ACTIVITY:
Would you write out all the records again, exactly?

====== INFORMATION SHOWN

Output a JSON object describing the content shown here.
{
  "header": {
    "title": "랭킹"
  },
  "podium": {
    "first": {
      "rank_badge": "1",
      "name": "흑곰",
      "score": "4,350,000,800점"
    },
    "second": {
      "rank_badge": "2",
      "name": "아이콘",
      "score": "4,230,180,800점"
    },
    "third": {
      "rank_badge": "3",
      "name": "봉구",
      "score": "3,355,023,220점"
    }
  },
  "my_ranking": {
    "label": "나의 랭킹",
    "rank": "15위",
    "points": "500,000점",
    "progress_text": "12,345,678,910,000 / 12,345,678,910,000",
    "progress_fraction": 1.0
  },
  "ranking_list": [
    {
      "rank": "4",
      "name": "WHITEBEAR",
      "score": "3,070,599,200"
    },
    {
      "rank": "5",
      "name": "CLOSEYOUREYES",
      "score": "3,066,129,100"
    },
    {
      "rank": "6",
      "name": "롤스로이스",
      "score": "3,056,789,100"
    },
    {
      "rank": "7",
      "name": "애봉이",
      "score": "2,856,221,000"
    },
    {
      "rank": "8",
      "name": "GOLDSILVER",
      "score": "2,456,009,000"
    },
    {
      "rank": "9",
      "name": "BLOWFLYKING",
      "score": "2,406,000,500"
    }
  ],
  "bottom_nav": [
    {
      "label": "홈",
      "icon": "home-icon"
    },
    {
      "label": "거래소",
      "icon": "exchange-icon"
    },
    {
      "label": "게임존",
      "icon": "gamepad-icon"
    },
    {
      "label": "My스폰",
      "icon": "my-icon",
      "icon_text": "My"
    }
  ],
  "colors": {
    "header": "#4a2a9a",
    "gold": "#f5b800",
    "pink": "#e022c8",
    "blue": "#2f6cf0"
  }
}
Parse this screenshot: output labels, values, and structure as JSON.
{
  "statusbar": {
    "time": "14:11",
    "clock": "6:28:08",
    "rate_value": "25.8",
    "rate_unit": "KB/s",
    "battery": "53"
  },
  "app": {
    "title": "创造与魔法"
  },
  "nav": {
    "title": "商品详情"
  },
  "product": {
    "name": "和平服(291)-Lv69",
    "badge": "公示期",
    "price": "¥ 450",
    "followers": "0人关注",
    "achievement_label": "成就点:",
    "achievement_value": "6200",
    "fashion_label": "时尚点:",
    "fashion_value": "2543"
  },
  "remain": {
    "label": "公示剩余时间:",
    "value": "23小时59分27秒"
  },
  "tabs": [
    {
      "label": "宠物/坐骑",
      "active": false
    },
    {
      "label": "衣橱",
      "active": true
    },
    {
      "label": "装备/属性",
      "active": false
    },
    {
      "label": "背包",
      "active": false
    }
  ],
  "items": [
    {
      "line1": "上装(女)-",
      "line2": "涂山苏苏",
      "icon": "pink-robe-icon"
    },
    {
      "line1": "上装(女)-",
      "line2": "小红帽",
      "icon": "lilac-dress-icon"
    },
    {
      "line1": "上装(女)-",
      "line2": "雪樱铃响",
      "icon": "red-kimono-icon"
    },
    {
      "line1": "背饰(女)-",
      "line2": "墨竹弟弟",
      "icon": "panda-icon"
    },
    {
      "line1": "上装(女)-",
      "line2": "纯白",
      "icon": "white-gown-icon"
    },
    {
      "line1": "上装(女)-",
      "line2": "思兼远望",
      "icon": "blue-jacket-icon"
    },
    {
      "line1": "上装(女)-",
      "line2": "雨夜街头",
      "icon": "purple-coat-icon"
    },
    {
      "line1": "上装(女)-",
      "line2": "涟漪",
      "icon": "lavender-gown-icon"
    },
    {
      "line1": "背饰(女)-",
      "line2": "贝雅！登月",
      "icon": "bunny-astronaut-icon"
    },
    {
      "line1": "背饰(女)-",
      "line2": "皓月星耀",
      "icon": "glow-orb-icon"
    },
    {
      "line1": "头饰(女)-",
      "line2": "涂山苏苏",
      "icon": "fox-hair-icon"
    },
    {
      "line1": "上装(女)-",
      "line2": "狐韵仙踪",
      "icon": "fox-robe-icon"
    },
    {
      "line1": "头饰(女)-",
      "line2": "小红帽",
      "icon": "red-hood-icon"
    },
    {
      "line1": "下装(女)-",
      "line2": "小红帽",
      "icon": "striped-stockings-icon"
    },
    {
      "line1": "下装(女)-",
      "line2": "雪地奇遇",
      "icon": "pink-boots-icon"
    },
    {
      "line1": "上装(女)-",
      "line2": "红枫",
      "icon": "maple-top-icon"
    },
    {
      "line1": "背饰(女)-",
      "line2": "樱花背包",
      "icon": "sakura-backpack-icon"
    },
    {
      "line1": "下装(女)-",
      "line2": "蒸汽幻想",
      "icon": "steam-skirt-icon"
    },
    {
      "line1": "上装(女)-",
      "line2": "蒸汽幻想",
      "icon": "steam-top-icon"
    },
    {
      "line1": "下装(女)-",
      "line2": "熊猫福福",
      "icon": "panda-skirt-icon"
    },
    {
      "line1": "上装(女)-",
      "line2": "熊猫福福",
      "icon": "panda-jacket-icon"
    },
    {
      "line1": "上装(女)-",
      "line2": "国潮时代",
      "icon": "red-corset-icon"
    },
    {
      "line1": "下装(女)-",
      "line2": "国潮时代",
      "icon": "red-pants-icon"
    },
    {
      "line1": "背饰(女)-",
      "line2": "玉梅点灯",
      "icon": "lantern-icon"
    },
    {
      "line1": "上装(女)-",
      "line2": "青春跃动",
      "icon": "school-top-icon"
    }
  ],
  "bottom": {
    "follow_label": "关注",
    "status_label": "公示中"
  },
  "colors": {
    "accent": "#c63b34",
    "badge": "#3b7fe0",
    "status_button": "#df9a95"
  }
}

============

SOLUTION FOR THIS TASK:
Output a JSON object describing the content shown here.
{
  "header": {
    "title": "랭킹"
  },
  "podium": {
    "first": {
      "rank_badge": "1",
      "name": "흑곰",
      "score": "4,350,000,800점"
    },
    "second": {
      "rank_badge": "2",
      "name": "아이콘",
      "score": "4,230,180,800점"
    },
    "third": {
      "rank_badge": "3",
      "name": "봉구",
      "score": "3,355,023,220점"
    }
  },
  "my_ranking": {
    "label": "나의 랭킹",
    "rank": "15위",
    "points": "500,000점",
    "progress_text": "12,345,678,910,000 / 12,345,678,910,000",
    "progress_fraction": 1.0
  },
  "ranking_list": [
    {
      "rank": "4",
      "name": "WHITEBEAR",
      "score": "3,070,599,200"
    },
    {
      "rank": "5",
      "name": "CLOSEYOUREYES",
      "score": "3,066,129,100"
    },
    {
      "rank": "6",
      "name": "롤스로이스",
      "score": "3,056,789,100"
    },
    {
      "rank": "7",
      "name": "애봉이",
      "score": "2,856,221,000"
    },
    {
      "rank": "8",
      "name": "GOLDSILVER",
      "score": "2,456,009,000"
    },
    {
      "rank": "9",
      "name": "BLOWFLYKING",
      "score": "2,406,000,500"
    }
  ],
  "bottom_nav": [
    {
      "label": "홈",
      "icon": "home-icon"
    },
    {
      "label": "거래소",
      "icon": "exchange-icon"
    },
    {
      "label": "게임존",
      "icon": "gamepad-icon"
    },
    {
      "label": "My스폰",
      "icon": "my-icon",
      "icon_text": "My"
    }
  ],
  "colors": {
    "header": "#4a2a9a",
    "gold": "#f5b800",
    "pink": "#e022c8",
    "blue": "#2f6cf0"
  }
}
Parse this screenshot: output labels, values, and structure as JSON.
{
  "statusbar": {
    "time": "14:11",
    "clock": "6:28:08",
    "rate_value": "25.8",
    "rate_unit": "KB/s",
    "battery": "53"
  },
  "app": {
    "title": "创造与魔法"
  },
  "nav": {
    "title": "商品详情"
  },
  "product": {
    "name": "和平服(291)-Lv69",
    "badge": "公示期",
    "price": "¥ 450",
    "followers": "0人关注",
    "achievement_label": "成就点:",
    "achievement_value": "6200",
    "fashion_label": "时尚点:",
    "fashion_value": "2543"
  },
  "remain": {
    "label": "公示剩余时间:",
    "value": "23小时59分27秒"
  },
  "tabs": [
    {
      "label": "宠物/坐骑",
      "active": false
    },
    {
      "label": "衣橱",
      "active": true
    },
    {
      "label": "装备/属性",
      "active": false
    },
    {
      "label": "背包",
      "active": false
    }
  ],
  "items": [
    {
      "line1": "上装(女)-",
      "line2": "涂山苏苏",
      "icon": "pink-robe-icon"
    },
    {
      "line1": "上装(女)-",
      "line2": "小红帽",
      "icon": "lilac-dress-icon"
    },
    {
      "line1": "上装(女)-",
      "line2": "雪樱铃响",
      "icon": "red-kimono-icon"
    },
    {
      "line1": "背饰(女)-",
      "line2": "墨竹弟弟",
      "icon": "panda-icon"
    },
    {
      "line1": "上装(女)-",
      "line2": "纯白",
      "icon": "white-gown-icon"
    },
    {
      "line1": "上装(女)-",
      "line2": "思兼远望",
      "icon": "blue-jacket-icon"
    },
    {
      "line1": "上装(女)-",
      "line2": "雨夜街头",
      "icon": "purple-coat-icon"
    },
    {
      "line1": "上装(女)-",
      "line2": "涟漪",
      "icon": "lavender-gown-icon"
    },
    {
      "line1": "背饰(女)-",
      "line2": "贝雅！登月",
      "icon": "bunny-astronaut-icon"
    },
    {
      "line1": "背饰(女)-",
      "line2": "皓月星耀",
      "icon": "glow-orb-icon"
    },
    {
      "line1": "头饰(女)-",
      "line2": "涂山苏苏",
      "icon": "fox-hair-icon"
    },
    {
      "line1": "上装(女)-",
      "line2": "狐韵仙踪",
      "icon": "fox-robe-icon"
    },
    {
      "line1": "头饰(女)-",
      "line2": "小红帽",
      "icon": "red-hood-icon"
    },
    {
      "line1": "下装(女)-",
      "line2": "小红帽",
      "icon": "striped-stockings-icon"
    },
    {
      "line1": "下装(女)-",
      "line2": "雪地奇遇",
      "icon": "pink-boots-icon"
    },
    {
      "line1": "上装(女)-",
      "line2": "红枫",
      "icon": "maple-top-icon"
    },
    {
      "line1": "背饰(女)-",
      "line2": "樱花背包",
      "icon": "sakura-backpack-icon"
    },
    {
      "line1": "下装(女)-",
      "line2": "蒸汽幻想",
      "icon": "steam-skirt-icon"
    },
    {
      "line1": "上装(女)-",
      "line2": "蒸汽幻想",
      "icon": "steam-top-icon"
    },
    {
      "line1": "下装(女)-",
      "line2": "熊猫福福",
      "icon": "panda-skirt-icon"
    },
    {
      "line1": "上装(女)-",
      "line2": "熊猫福福",
      "icon": "panda-jacket-icon"
    },
    {
      "line1": "上装(女)-",
      "line2": "国潮时代",
      "icon": "red-corset-icon"
    },
    {
      "line1": "下装(女)-",
      "line2": "国潮时代",
      "icon": "red-pants-icon"
    },
    {
      "line1": "背饰(女)-",
      "line2": "玉梅点灯",
      "icon": "lantern-icon"
    },
    {
      "line1": "上装(女)-",
      "line2": "青春跃动",
      "icon": "school-top-icon"
    }
  ],
  "bottom": {
    "follow_label": "关注",
    "status_label": "公示中"
  },
  "colors": {
    "accent": "#c63b34",
    "badge": "#3b7fe0",
    "status_button": "#df9a95"
  }
}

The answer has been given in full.